“It’s not out of the ordinary that folks just walk into the sanctuary and sit and listen to what’s going on,” Scott told CNN.
The handsome Emanuel African Methodist Episcopal Church — which on Thursday became the focal point for a grieving community — is the oldest such church in the US’ southern states.
It was founded in 1816 and in 1822 was investigated for its involvement with an unsuccessful planned slave revolt.
The shooting is the latest in a long list of mass shootings in the US.
The deadliest in recent years include the April 2007 Virginia Tech shooting, when 32 were killed, and the December 2012 Sandy Hook elementary school shootings in Newtown, Connecticut, when a total of 27 people were killed, including 20 children. In August 2012, six people were shot dead at a Sikh temple in Wisconsin by a neo-Nazi.
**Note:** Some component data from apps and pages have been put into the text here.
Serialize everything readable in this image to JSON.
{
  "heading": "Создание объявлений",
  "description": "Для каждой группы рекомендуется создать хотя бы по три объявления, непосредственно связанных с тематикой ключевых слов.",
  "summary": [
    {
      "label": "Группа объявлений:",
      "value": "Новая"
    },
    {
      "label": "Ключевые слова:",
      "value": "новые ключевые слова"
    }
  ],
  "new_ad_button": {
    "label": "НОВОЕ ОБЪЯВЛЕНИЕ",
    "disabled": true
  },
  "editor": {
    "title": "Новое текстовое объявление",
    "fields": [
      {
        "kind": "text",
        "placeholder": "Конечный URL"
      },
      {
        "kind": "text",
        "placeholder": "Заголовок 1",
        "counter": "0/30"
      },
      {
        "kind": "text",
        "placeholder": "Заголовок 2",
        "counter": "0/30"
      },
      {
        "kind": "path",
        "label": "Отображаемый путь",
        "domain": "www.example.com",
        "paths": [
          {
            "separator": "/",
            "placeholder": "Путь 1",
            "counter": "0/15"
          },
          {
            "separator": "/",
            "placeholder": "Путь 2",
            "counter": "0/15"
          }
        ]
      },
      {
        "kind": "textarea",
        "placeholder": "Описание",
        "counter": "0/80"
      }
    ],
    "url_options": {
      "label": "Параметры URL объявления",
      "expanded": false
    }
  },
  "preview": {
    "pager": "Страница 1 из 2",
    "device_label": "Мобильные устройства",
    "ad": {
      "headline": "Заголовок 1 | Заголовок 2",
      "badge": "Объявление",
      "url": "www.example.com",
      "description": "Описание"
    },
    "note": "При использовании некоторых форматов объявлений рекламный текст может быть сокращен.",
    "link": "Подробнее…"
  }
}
HONG KONG SECURITY: The president blasted regulations requiring Taiwanese agents or political organizations to provide information on their Hong Kong-related activities President Tsai Ing-wen (蔡英文) yesterday warned of countermeasures should controversial Chinese national security legislation imposed on Hong Kong undermine or harm Taiwanese interests. Article 43 of the legislation empowers the Hong Kong Special Administrative Region to serve written notices to Taiwanese political organizations or individual agents to furnish information on their Hong Kong-related activities, including their personal particulars, finances, assets, expenditure and capital in the territory. Failure to comply or providing false or incomplete information can result in a fine of HK$100,000 (US$12,903) or imprisonment of six months or two years respectively. Tsai said that Taiwan would keep a close watch on how
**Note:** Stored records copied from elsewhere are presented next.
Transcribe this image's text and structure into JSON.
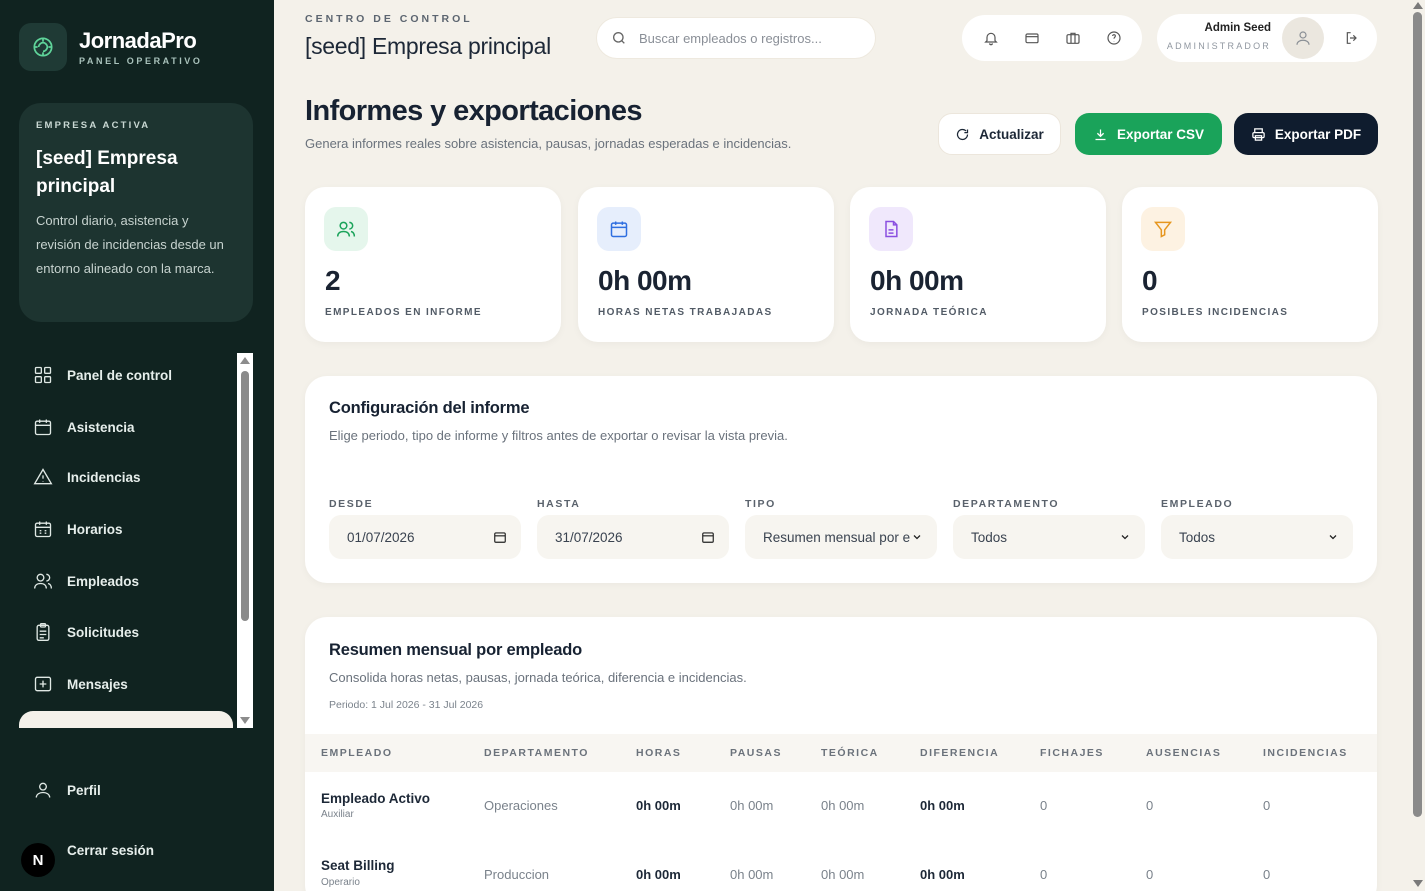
{
  "brand": {
    "name": "JornadaPro",
    "subtitle": "PANEL OPERATIVO"
  },
  "company_card": {
    "eyebrow": "EMPRESA ACTIVA",
    "name": "[seed] Empresa principal",
    "description": "Control diario, asistencia y revisión de incidencias desde un entorno alineado con la marca."
  },
  "nav": {
    "items": [
      {
        "label": "Panel de control",
        "icon": "dashboard-icon"
      },
      {
        "label": "Asistencia",
        "icon": "calendar-icon"
      },
      {
        "label": "Incidencias",
        "icon": "warning-icon"
      },
      {
        "label": "Horarios",
        "icon": "schedule-icon"
      },
      {
        "label": "Empleados",
        "icon": "users-icon"
      },
      {
        "label": "Solicitudes",
        "icon": "clipboard-icon"
      },
      {
        "label": "Mensajes",
        "icon": "message-icon"
      }
    ],
    "profile": "Perfil",
    "logout": "Cerrar sesión",
    "avatar_letter": "N"
  },
  "topbar": {
    "eyebrow": "CENTRO DE CONTROL",
    "title": "[seed] Empresa principal",
    "search_placeholder": "Buscar empleados o registros...",
    "user_name": "Admin Seed",
    "user_role": "ADMINISTRADOR"
  },
  "header": {
    "title": "Informes y exportaciones",
    "subtitle": "Genera informes reales sobre asistencia, pausas, jornadas esperadas e incidencias.",
    "refresh_label": "Actualizar",
    "csv_label": "Exportar CSV",
    "pdf_label": "Exportar PDF"
  },
  "stats": [
    {
      "value": "2",
      "label": "EMPLEADOS EN INFORME",
      "icon": "users-icon",
      "color": "#1aa35a",
      "bg": "#e5f6ec"
    },
    {
      "value": "0h 00m",
      "label": "HORAS NETAS TRABAJADAS",
      "icon": "calendar-icon",
      "color": "#2f6fe0",
      "bg": "#e6eefc"
    },
    {
      "value": "0h 00m",
      "label": "JORNADA TEÓRICA",
      "icon": "document-icon",
      "color": "#8a4fe0",
      "bg": "#f0e8fc"
    },
    {
      "value": "0",
      "label": "POSIBLES INCIDENCIAS",
      "icon": "filter-icon",
      "color": "#e6961e",
      "bg": "#fdf2e2"
    }
  ],
  "config": {
    "title": "Configuración del informe",
    "description": "Elige periodo, tipo de informe y filtros antes de exportar o revisar la vista previa.",
    "fields": [
      {
        "label": "DESDE",
        "value": "01/07/2026"
      },
      {
        "label": "HASTA",
        "value": "31/07/2026"
      },
      {
        "label": "TIPO",
        "value": "Resumen mensual por e"
      },
      {
        "label": "DEPARTAMENTO",
        "value": "Todos"
      },
      {
        "label": "EMPLEADO",
        "value": "Todos"
      }
    ]
  },
  "summary": {
    "title": "Resumen mensual por empleado",
    "description": "Consolida horas netas, pausas, jornada teórica, diferencia e incidencias.",
    "period": "Periodo: 1 Jul 2026 - 31 Jul 2026",
    "columns": [
      "EMPLEADO",
      "DEPARTAMENTO",
      "HORAS",
      "PAUSAS",
      "TEÓRICA",
      "DIFERENCIA",
      "FICHAJES",
      "AUSENCIAS",
      "INCIDENCIAS"
    ],
    "rows": [
      {
        "name": "Empleado Activo",
        "role": "Auxiliar",
        "department": "Operaciones",
        "hours": "0h 00m",
        "breaks": "0h 00m",
        "theoretical": "0h 00m",
        "difference": "0h 00m",
        "punches": "0",
        "absences": "0",
        "incidents": "0"
      },
      {
        "name": "Seat Billing",
        "role": "Operario",
        "department": "Produccion",
        "hours": "0h 00m",
        "breaks": "0h 00m",
        "theoretical": "0h 00m",
        "difference": "0h 00m",
        "punches": "0",
        "absences": "0",
        "incidents": "0"
      }
    ]
  }
}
CAUTION: Taiwanese should be alert, even if they have just liked or shared posts that would breach Beijing’s national security legislation for Hong Kong, the council said Due to the newly implemented Hong Kong national security legislation, the Mainland Affairs Council (MAC) has drawn up a list of what it described as “high-risk groups,” cautioning them not to travel to Hong Kong. People who support independence for Taiwan, Hong Kong, Tibet and Xinjiang; those who are critical of the Chinese Communist Party (CCP), the Hong Kong government and the “one country, two systems” concept; and those who donated to or voiced support for the Hong Kong anti-extradition bill movement are urged to refrain from visiting Hong Kong, the council said on its Web site. It released two posts on
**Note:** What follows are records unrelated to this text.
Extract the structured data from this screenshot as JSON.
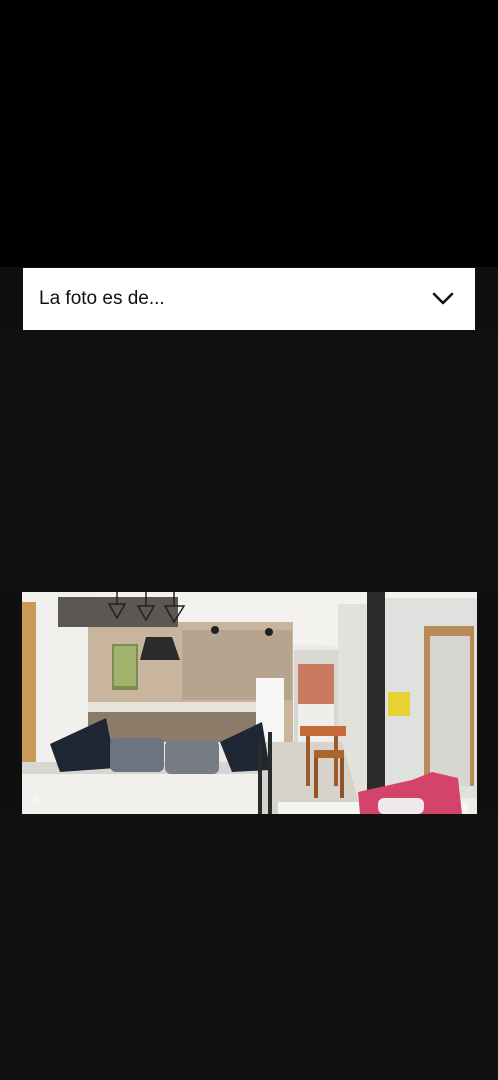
{
  "dropdown": {
    "label": "La foto es de...",
    "icon": "chevron-down-icon"
  },
  "photo": {
    "watermark": "☘ …",
    "colors": {
      "wall": "#ecebe6",
      "cabinet": "#8b7b68",
      "sofa": "#f1f0ec",
      "cushion_dark": "#1f2633",
      "cushion_pink": "#d4436a"
    }
  }
}
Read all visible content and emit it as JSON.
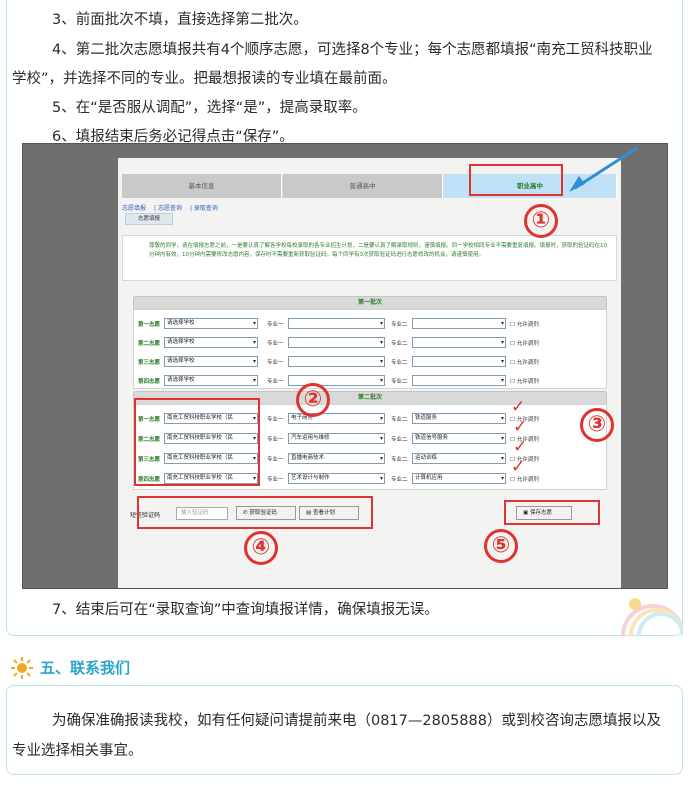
{
  "instructions": {
    "step3": "3、前面批次不填，直接选择第二批次。",
    "step4": "4、第二批次志愿填报共有4个顺序志愿，可选择8个专业；每个志愿都填报“南充工贸科技职业学校”，并选择不同的专业。把最想报读的专业填在最前面。",
    "step5": "5、在“是否服从调配”，选择“是”，提高录取率。",
    "step6": "6、填报结束后务必记得点击“保存”。",
    "step7": "7、结束后可在“录取查询”中查询填报详情，确保填报无误。"
  },
  "screenshot": {
    "tabs": [
      "基本信息",
      "普通高中",
      "职业高中"
    ],
    "subtabs": [
      "志愿填报",
      "志愿查询",
      "录取查询"
    ],
    "panel_label": "志愿填报",
    "notice": "尊敬的同学，请在填报志愿之前，一是要认真了解各学校每校录取的各专业招生计划，二是要认真了解录取规则，谨慎填报。同一学校相同专业不需要重复填报。填报时，获取的验证码在10分钟内有效，10分钟内需要修改志愿内容，保存时不需要重新获取验证码。每个同学有3次获取验证码进行志愿修改的机会，请谨慎使用。",
    "batch1_title": "第一批次",
    "batch2_title": "第二批次",
    "batch1_rows": [
      {
        "label": "第一志愿",
        "school": "请选择学校",
        "major1": "",
        "major2": ""
      },
      {
        "label": "第二志愿",
        "school": "请选择学校",
        "major1": "",
        "major2": ""
      },
      {
        "label": "第三志愿",
        "school": "请选择学校",
        "major1": "",
        "major2": ""
      },
      {
        "label": "第四志愿",
        "school": "请选择学校",
        "major1": "",
        "major2": ""
      }
    ],
    "batch2_rows": [
      {
        "label": "第一志愿",
        "school": "南充工贸科技职业学校（民",
        "major1": "电子商务",
        "major2": "铁道服务"
      },
      {
        "label": "第二志愿",
        "school": "南充工贸科技职业学校（民",
        "major1": "汽车运用与维修",
        "major2": "铁道信号服务"
      },
      {
        "label": "第三志愿",
        "school": "南充工贸科技职业学校（民",
        "major1": "直播电商技术",
        "major2": "运动训练"
      },
      {
        "label": "第四志愿",
        "school": "南充工贸科技职业学校（民",
        "major1": "艺术设计与制作",
        "major2": "计算机应用"
      }
    ],
    "major1_label": "专业一",
    "major2_label": "专业二",
    "adjust_label": "允许调剂",
    "verify_label": "短信验证码",
    "verify_placeholder": "输入验证码",
    "get_code_btn": "获取验证码",
    "view_plan_btn": "查看计划",
    "save_btn": "保存志愿",
    "markers": [
      "①",
      "②",
      "③",
      "④",
      "⑤"
    ]
  },
  "section": {
    "title": "五、联系我们",
    "text": "为确保准确报读我校，如有任何疑问请提前来电（0817—2805888）或到校咨询志愿填报以及专业选择相关事宜。"
  },
  "colors": {
    "accent": "#2aa6c8",
    "marker_red": "#e0322e",
    "card_border": "#bde3ee"
  }
}
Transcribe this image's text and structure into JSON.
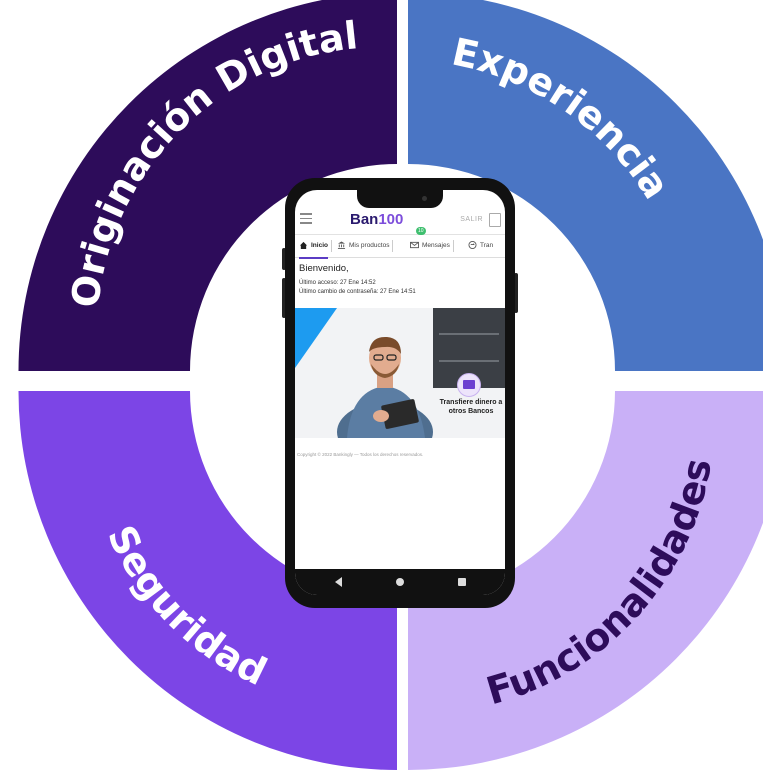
{
  "quadrants": [
    {
      "label": "Originación Digital",
      "color": "#2d0c5a",
      "text_color": "#ffffff"
    },
    {
      "label": "Experiencia",
      "color": "#4a75c4",
      "text_color": "#ffffff"
    },
    {
      "label": "Seguridad",
      "color": "#7c45e6",
      "text_color": "#ffffff"
    },
    {
      "label": "Funcionalidades",
      "color": "#c9b0f7",
      "text_color": "#2d0c5a"
    }
  ],
  "phone": {
    "logo_main": "Ban",
    "logo_accent": "100",
    "exit_label": "SALIR",
    "tabs": [
      {
        "label": "Inicio",
        "icon": "home-icon"
      },
      {
        "label": "Mis productos",
        "icon": "bank-icon"
      },
      {
        "label": "Mensajes",
        "icon": "mail-icon",
        "badge": "10"
      },
      {
        "label": "Tran",
        "icon": "transfer-icon"
      }
    ],
    "welcome": "Bienvenido,",
    "last_access": "Último acceso: 27 Ene 14:52",
    "last_password_change": "Último cambio de contraseña: 27 Ene 14:51",
    "promo_text": "Transfiere dinero a otros Bancos",
    "footer": "Copyright © 2022 Bankingly — Todos los derechos reservados."
  }
}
MORAL COURAGE: The Ministry of Foreign Affairs urged the global community to face China’s intention to subdue Taiwan and reject such irrational requests The Ministry of Foreign Affairs yesterday strongly condemned the Chinese government for meddling with US officials’ interactions with Taiwan after FBI Director Christopher Wray revealed China’s efforts to discourage US officials from visiting Taiwan. The greatest long-term threat to the US’ information security and intellectual property, as well as its economic vitality, is China’s counterintelligence and economic espionage operations, Wray told a video event at the Hudson Institute in Washington. Beijing is engaged in a highly sophisticated and maligning foreign influence campaign, with methods that include bribery, blackmail and covert deals, he said. Giving an example, Wray said that when a US official
CAUTION: Taiwan had zero cases of death from food poisoning for six years until last year, when two people died after eating wildlife, an FDA official said The Food and Drug Administration (FDA) yesterday urged the public not to eat wildlife or unidentified wild plants, as they could be fatal, with nearly 7,000 people affected by food poisoning last year, including two deaths due to wildlife consumption. The number of food poisoning incidents increased by nearly 50 percent last year, from 398 cases involving 4,616 people in the previous year to 503 cases involving 6,944 people, FDA data showed. That figure was the second-highest in history, the FDA said, adding that the highest number was recorded in 1997, with 7,235 people. Among the 503 cases, 87 were food poisoning clusters